High Court: Boy refused damages after school accident
A boy partially blinded after being hit in the eye by a classmate waving her fairy wand during a dress rehearsal for a school play has lost a High Court battle for damages.
The child's family had sued the Western Education and Library Board for alleged negligence over the accident which occurred when he was aged nine in 2009.
Mr Justice Stephens yesterday backed their account that he did lose the sight in his left eye because of being struck by the girl said to have been acting out casting a spell at the time.
However, he held that the teachers at the primary school in Co Londonderry had properly assessed the wand and supervised the rehearsal.
Dismissing the claim, the judge said: "I do not consider the plaintiff has established any fault on the part of the defendant."
The boy at the centre of the action had been onstage at the time with up to 200 other pupils getting ready for a production of their school play.
The court heard another girl dressed as a fairy had been allowed to carry a wand with a star on it which allegedly inflicted the injury.
Delivering judgment yesterday, Mr Justice Stephens praised the boy and his mother for the honesty of their evidence.
Even though questions were raised over which eye was struck, the judge found it had been the one in which he subsequently lost sight.
Dealing with the issue of liability, however, he said the teacher with responsibility at the time had carried out an assessment of the wand and the girl holding it.
"The overwhelming evidence is the particular girl was timid and not likely to behave in an inappropriate way," he pointed out.
Entering judgment for the defendant, Mr Justice Stephens confirmed: "The rehearsal was appropriately supervised."

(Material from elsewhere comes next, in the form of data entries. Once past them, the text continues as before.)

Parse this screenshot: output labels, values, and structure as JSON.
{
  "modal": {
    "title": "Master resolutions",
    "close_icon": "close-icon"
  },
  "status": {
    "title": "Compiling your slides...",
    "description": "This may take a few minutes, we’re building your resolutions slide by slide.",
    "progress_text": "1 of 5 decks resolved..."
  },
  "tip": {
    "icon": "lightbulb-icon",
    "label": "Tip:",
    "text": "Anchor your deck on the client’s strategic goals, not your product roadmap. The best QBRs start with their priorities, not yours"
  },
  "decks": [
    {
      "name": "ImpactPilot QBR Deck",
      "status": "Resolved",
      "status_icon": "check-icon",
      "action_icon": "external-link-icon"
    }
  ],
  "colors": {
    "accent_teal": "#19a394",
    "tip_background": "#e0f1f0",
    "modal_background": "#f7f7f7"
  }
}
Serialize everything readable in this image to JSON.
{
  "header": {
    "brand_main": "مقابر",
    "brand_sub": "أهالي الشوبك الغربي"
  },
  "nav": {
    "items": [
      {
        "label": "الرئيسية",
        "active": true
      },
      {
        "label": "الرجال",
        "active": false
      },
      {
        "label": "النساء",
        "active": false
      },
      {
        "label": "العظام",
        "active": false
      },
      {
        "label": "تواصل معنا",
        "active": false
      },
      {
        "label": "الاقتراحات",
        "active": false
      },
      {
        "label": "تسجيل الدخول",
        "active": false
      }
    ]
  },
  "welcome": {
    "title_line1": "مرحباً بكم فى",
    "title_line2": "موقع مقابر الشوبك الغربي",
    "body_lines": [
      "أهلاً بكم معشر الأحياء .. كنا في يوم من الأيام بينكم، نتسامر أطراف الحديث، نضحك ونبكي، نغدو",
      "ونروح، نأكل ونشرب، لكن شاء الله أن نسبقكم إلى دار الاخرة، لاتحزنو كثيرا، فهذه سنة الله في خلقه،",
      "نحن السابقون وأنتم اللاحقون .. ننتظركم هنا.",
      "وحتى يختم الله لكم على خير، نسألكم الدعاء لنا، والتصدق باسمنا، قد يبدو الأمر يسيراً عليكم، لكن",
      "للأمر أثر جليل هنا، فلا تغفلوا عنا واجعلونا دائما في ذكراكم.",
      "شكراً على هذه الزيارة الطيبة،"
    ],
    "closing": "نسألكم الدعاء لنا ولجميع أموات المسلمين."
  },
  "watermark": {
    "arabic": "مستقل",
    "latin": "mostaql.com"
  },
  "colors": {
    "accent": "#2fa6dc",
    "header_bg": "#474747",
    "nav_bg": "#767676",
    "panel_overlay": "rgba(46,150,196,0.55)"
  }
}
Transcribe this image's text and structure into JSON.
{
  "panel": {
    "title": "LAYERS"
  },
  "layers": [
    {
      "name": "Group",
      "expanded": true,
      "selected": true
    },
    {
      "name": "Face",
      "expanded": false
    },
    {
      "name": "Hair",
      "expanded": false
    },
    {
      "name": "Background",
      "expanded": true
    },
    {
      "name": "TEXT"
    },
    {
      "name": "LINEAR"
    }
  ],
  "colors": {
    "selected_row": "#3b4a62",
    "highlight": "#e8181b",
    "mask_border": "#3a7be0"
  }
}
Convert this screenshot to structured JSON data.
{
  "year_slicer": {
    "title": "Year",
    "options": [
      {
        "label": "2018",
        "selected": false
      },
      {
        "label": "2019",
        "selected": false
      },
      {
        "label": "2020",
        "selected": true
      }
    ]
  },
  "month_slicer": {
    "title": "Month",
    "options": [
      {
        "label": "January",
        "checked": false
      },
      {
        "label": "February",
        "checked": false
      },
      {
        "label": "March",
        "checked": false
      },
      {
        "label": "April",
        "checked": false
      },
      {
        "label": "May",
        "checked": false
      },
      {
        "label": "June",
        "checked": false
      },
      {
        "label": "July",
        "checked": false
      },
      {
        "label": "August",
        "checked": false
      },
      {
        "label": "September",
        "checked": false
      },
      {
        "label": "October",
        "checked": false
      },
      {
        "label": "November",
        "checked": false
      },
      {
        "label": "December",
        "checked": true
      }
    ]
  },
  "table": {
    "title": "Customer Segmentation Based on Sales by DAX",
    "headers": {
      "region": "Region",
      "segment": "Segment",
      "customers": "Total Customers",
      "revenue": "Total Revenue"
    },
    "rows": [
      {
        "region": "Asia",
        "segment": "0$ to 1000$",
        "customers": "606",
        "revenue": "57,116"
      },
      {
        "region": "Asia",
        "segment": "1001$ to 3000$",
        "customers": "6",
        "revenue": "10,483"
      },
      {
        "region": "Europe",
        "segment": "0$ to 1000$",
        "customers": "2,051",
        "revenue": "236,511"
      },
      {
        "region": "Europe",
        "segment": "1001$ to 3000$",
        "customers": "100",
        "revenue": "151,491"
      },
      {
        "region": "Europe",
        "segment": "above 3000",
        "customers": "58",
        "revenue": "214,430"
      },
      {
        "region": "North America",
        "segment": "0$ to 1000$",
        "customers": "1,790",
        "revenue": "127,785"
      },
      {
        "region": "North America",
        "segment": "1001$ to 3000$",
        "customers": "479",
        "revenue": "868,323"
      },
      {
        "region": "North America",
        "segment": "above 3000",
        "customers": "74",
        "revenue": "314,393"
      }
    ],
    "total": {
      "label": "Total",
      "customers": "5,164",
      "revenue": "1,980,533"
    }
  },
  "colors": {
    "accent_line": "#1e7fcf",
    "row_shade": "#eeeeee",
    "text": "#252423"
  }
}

Story so far
A nine-year-old boy subsequently lost the sight in one eye after being struck by a fairy wand waved by a fellow pupil during a rehearsal for a school play. The girl was said to be acting out casting a spell at the time. A claim for damages was dismissed after the court ruled the play was properly supervised.